Where the records below have a line with "username", that line is to be copied.

- - - - -

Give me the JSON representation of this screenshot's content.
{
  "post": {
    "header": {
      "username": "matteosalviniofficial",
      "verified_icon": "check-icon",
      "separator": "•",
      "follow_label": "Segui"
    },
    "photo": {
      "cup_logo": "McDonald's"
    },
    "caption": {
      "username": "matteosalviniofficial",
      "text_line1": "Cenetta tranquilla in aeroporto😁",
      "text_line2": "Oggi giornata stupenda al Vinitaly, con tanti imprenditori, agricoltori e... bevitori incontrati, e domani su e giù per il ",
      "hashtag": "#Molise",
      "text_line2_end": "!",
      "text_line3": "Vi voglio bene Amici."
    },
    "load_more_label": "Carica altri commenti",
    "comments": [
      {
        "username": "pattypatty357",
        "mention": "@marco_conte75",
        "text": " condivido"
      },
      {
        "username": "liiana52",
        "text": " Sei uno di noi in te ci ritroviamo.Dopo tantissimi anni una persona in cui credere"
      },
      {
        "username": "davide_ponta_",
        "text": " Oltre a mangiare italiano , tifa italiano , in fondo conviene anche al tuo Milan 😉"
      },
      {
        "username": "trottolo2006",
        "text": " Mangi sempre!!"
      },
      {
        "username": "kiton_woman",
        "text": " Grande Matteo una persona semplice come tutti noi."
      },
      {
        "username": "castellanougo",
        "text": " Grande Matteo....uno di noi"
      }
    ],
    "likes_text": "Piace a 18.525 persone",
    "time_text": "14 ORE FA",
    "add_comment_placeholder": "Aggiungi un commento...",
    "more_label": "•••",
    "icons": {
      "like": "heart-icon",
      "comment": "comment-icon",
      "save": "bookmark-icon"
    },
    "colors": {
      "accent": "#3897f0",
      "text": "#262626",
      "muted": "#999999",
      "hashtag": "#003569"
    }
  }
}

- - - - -

§ **Solution for this task**
      "username": "matteosalviniofficial",
      "username": "matteosalviniofficial",
        "username": "pattypatty357",
        "username": "liiana52",
        "username": "davide_ponta_",
        "username": "trottolo2006",
        "username": "kiton_woman",
        "username": "castellanougo",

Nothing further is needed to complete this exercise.